So why does it cause confusion? Several reasons. Most sizes are referred to in Mega or Giga bytes so many people have been accustomed to this. For example in magazines or advertisements selling electronic equipment (tablet’s, digital cameras, etc.) and computers running Windows they’re referred to as this, but that’s where the confusion comes in, and a bit of a rant because of it.
The difference between 1GiB and 1GB is marginal, but when you increase this to several tens or thousands, it throws the scale way off. Not only that, Windows runs in base 2, but actually displays it using the prefix for base 10.

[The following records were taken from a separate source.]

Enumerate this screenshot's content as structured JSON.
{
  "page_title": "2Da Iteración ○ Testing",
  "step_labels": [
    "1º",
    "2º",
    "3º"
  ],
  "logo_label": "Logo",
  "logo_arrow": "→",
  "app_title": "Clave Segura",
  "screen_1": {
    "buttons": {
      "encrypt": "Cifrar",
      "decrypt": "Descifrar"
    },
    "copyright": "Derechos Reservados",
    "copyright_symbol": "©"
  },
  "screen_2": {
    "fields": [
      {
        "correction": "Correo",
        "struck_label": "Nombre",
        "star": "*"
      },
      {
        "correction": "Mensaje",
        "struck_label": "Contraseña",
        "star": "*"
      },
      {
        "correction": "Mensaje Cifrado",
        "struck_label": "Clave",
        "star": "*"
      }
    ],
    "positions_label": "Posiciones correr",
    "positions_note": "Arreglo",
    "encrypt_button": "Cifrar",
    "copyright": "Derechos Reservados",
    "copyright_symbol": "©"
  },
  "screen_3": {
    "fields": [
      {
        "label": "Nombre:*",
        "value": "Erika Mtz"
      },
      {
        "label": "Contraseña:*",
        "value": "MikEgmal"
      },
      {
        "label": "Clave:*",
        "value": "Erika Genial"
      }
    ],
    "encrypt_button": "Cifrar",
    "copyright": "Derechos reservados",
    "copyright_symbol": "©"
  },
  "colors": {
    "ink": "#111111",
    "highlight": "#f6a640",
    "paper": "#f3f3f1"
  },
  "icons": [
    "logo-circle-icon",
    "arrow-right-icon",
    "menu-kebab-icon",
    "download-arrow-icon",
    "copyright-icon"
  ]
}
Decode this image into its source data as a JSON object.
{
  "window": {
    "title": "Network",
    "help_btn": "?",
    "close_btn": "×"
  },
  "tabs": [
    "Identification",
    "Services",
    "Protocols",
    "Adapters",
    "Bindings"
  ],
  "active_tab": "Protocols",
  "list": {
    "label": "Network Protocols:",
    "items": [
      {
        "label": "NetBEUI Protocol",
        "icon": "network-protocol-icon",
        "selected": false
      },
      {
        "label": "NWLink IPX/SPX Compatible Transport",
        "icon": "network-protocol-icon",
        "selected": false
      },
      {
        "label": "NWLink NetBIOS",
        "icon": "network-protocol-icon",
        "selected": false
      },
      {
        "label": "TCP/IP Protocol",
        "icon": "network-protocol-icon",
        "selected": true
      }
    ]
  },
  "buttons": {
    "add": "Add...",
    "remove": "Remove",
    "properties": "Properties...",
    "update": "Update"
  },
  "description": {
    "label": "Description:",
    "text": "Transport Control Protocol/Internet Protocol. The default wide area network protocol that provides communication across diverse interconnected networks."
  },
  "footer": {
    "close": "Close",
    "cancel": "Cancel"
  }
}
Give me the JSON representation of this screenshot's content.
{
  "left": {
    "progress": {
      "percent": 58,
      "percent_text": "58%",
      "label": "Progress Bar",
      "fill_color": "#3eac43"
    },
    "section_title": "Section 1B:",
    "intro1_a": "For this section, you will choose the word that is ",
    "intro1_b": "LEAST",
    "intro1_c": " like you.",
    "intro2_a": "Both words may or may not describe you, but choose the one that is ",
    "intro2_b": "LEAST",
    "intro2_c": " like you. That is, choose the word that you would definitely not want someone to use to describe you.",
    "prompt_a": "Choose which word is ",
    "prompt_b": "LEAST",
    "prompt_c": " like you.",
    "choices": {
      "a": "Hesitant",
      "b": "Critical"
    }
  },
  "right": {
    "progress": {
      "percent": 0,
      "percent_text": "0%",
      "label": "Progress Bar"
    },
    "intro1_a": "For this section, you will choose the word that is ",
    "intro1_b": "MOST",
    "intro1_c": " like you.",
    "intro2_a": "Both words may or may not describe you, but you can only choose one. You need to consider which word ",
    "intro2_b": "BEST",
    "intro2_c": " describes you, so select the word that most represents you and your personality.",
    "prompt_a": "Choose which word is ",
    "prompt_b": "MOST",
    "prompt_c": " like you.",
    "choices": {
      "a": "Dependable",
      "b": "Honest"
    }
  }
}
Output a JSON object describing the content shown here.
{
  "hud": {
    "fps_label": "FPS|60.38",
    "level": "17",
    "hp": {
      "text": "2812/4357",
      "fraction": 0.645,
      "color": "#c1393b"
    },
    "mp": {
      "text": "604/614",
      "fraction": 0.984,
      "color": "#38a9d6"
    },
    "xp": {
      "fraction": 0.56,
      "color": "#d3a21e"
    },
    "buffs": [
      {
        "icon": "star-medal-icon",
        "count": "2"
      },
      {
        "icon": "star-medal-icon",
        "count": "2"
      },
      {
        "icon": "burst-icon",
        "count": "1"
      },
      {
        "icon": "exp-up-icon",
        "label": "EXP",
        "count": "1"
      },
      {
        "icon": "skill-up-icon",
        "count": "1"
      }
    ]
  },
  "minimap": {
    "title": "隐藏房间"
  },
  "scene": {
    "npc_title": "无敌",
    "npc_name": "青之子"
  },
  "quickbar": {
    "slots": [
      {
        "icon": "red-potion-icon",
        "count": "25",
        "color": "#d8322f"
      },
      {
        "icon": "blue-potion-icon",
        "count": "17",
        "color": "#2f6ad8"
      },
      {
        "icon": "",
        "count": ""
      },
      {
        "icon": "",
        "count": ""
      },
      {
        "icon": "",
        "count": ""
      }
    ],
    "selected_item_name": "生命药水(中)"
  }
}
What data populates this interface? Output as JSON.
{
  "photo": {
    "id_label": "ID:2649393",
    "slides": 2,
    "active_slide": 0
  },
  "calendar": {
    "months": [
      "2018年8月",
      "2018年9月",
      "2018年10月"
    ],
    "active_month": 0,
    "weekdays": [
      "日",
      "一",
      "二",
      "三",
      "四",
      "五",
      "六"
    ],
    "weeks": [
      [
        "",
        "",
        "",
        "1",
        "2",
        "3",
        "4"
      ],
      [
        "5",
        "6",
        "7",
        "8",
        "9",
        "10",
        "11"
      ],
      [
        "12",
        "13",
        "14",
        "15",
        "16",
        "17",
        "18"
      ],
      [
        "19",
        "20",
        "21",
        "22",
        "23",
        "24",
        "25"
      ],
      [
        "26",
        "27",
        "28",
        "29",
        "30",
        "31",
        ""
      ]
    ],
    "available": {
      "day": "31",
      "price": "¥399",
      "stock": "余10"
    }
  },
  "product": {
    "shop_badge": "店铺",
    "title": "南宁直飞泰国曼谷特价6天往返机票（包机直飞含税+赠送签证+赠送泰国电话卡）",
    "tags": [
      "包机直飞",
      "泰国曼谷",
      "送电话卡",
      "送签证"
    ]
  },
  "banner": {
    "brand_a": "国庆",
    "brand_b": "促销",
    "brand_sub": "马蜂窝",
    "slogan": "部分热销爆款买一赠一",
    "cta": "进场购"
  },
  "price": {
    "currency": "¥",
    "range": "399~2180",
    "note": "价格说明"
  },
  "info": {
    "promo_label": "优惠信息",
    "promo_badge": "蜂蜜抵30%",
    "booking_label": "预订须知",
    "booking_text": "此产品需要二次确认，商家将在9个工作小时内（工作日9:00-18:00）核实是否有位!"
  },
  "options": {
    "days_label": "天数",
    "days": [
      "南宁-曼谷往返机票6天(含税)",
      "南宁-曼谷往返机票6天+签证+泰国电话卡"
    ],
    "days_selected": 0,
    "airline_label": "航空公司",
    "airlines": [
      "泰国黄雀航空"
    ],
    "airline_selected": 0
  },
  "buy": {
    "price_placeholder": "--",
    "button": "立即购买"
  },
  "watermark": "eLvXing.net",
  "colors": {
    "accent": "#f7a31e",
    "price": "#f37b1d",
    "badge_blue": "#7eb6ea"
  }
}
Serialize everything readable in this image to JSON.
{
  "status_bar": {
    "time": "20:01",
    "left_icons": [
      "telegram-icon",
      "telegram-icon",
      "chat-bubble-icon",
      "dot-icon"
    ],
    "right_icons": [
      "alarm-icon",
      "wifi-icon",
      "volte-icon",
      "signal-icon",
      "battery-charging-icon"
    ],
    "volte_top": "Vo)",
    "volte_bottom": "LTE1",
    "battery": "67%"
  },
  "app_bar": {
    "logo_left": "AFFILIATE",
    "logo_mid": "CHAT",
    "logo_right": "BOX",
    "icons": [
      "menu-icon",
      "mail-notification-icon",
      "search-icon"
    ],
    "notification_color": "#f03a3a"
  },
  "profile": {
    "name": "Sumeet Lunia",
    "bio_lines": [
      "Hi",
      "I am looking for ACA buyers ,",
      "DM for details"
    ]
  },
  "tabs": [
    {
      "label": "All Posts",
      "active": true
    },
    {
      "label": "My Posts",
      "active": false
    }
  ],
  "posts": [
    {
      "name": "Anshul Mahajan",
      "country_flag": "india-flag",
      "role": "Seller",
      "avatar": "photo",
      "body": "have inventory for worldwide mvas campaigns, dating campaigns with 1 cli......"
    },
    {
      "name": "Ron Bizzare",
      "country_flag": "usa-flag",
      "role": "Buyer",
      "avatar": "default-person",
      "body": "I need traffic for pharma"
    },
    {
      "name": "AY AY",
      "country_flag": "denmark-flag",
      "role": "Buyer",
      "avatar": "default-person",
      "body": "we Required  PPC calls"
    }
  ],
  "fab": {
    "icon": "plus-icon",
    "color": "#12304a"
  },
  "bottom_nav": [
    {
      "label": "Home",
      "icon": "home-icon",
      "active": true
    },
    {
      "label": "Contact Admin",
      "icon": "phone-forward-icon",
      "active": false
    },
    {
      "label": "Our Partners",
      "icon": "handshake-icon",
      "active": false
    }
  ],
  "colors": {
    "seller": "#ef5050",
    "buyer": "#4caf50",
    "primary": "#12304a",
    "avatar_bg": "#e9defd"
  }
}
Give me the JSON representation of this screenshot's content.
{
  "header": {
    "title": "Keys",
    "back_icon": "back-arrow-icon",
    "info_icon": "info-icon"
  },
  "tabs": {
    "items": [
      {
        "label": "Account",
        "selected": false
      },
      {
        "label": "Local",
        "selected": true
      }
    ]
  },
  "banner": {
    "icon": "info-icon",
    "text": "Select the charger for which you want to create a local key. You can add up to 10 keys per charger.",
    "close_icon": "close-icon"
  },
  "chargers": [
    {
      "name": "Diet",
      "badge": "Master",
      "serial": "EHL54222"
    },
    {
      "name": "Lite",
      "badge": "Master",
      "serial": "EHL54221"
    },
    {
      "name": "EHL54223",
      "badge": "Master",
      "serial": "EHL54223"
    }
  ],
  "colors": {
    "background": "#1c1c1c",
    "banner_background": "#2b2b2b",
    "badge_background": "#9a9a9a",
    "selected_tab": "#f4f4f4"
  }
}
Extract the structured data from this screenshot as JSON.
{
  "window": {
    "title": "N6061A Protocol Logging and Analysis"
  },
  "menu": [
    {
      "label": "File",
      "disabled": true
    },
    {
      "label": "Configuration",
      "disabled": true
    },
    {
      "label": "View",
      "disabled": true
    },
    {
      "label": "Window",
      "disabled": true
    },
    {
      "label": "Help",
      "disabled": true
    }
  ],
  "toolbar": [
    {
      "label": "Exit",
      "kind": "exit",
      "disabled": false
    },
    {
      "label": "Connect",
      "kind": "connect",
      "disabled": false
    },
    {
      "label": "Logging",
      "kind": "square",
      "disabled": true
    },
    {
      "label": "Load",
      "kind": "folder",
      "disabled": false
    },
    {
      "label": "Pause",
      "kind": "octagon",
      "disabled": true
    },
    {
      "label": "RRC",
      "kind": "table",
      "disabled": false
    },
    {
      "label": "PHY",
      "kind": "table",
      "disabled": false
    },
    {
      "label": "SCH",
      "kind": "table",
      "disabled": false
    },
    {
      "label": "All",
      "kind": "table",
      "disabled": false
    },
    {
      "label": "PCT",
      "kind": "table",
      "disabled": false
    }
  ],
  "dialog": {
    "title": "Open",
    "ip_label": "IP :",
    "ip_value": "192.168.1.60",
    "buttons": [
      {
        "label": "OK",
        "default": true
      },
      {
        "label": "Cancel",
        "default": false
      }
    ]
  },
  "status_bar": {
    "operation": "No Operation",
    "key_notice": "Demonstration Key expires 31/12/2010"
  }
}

Gibibyte (GiB) is one of the standard units used in the field of data processing and data transmission (along with mebibyte (MiB), kibibyte (KiB), etc.). Gibibyte, mebibyte, and kibibyte are defined as powers of 2. 1 GiB equals 2 bytes or 1,073,741,824 bytes. Gibibyte is closely related to gigabyte (GB), which can be a synonym of gibibyte or can refer to 10 bytes or 1,000,000,000 bytes in accordance with International System of Units (SI).
Gigabyte (GB) can have different meanings in different contexts. When referring to computer memory, gigabyte is allways a “power of two” – 1,073,741,824 bytes, but when measuring hard drive capacity it is often defined as 1,000,000,000 bytes. Generally, operating systems calculate disk and file sizes using binary numbers, so a new 500 GB drive you’ve just purchased would be reported by the OS as “465.66 GB” (meaning 465.66 GiB).